In a broader sense, though, if a family with a member in severe crisis is primarily offered psychiatric drugs, when non-drug approaches can work, this too is a kind of coercion. I respect an individual’s right to take prescribed psychiatric drugs. However, being offered only one choice is not really a choice at all. Creating more non-drug voluntary alternatives has become a human rights concern.
Here is a link to the bio about David W. Oaks on the World Psychiatric Association web site:
From Recovery from Schizophrenia (Ron Unger):
Posted by Ron Unger on July 15th, 2008
An interview with me on “Madness Radio” can be found at
http://freedom-center.org/madness-radio-cognitive-therapy-ron-unger I talk about why I got interested in psychosis, mainly because of my own experiences as a young man that it seemed to me were understandable yet not likely to be understood by our current mental health system. Then I talk about cognitive therapy for psychosis and why I think it is a helpful and needed addition to the mental health field.
Download episode file directly:
Posted by Ron Unger on July 14th, 2008
Hugh Massengil videod part of a seminar I did, and posted it to YouTube. I’m discussing the relationship between cognitive therapy for psychosis and medications, and then talking a little about “what is psychosis” and the continuum between everyday errors and “psychosis.” If you want to check it out, it’s available at http://www.youtube.com/watch?v=TFjBnScM2Bk
Posted by Ron Unger on July 5th, 2008

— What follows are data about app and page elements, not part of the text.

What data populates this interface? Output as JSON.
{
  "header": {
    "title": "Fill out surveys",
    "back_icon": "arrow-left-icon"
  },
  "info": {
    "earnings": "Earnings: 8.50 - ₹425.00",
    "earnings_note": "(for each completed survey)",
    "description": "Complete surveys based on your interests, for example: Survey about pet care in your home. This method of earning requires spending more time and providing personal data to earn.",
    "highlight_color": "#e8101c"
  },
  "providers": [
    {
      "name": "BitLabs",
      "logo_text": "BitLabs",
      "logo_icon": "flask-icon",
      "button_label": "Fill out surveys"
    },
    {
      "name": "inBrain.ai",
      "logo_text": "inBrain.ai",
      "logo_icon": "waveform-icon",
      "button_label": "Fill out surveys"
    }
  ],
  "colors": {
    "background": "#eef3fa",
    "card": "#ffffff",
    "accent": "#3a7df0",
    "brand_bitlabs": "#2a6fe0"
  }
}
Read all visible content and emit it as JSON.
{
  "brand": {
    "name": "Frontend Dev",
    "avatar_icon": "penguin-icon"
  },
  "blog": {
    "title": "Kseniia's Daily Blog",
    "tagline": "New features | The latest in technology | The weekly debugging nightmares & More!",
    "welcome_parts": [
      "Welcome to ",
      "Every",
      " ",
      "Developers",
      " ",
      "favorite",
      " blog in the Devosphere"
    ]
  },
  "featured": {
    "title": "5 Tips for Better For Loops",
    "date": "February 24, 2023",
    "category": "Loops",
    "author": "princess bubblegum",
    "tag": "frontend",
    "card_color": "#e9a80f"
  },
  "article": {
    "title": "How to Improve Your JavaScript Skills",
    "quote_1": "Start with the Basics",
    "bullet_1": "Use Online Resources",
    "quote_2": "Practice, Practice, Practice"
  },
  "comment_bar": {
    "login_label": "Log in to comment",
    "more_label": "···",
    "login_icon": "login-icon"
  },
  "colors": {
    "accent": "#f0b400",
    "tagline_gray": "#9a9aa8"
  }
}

Recently a couple people I know have put their recovery stories on the web. One is my friend Hugh Massengil, who got his story put on an official state website, even though his story suggests mental health treatment is almost completely off track, at least in its standard form. He is on a committee about increasing wellness among those with mental health diagnoses (very important given data that such people typically die 25 years earlier than average, often due to conditions that are aggravated by medication.) His story illustrates that wellness often is a result of successfully breaking away from traditional “treatment.” You can access his story at http://www.oregon.gov/DHS/mentalhealth/wellness/success.shtml
Another is the story of Oryx Cohen, who is one of the leaders at the Freedom Center http://www.freedom-center.org/ You can access Oryx’s story at http://www.familymentalhealthrecovery.org/2008TorontoRecoveryConf/TorontoRecovery08-OCohenCrashCourseWithPsychiatry.doc It’s a great read, going from his attempt to get his car to fly on the freeway (not very successful) to his attempt to get off psychiatric medications and have a good life (much more successful, though not without difficulty and one big slipup.)
Finally, I’d suggest checking out the video at http://bipolarblast.wordpress.com/2008/06/28/acute-psychosis-in-mania-and-schizophrenia/ It’s an overview of the perspective of psychosis as all about reorganizing the mind, as a positive process if the person gets supported in working through it in a good way. The video is well done and worth the time you will take watching it!
Also, check out this link:
Thanks for reading,listening, paying attention.
My prayers go out to you and my wish that everyone you meet will be kind, gentle and wise.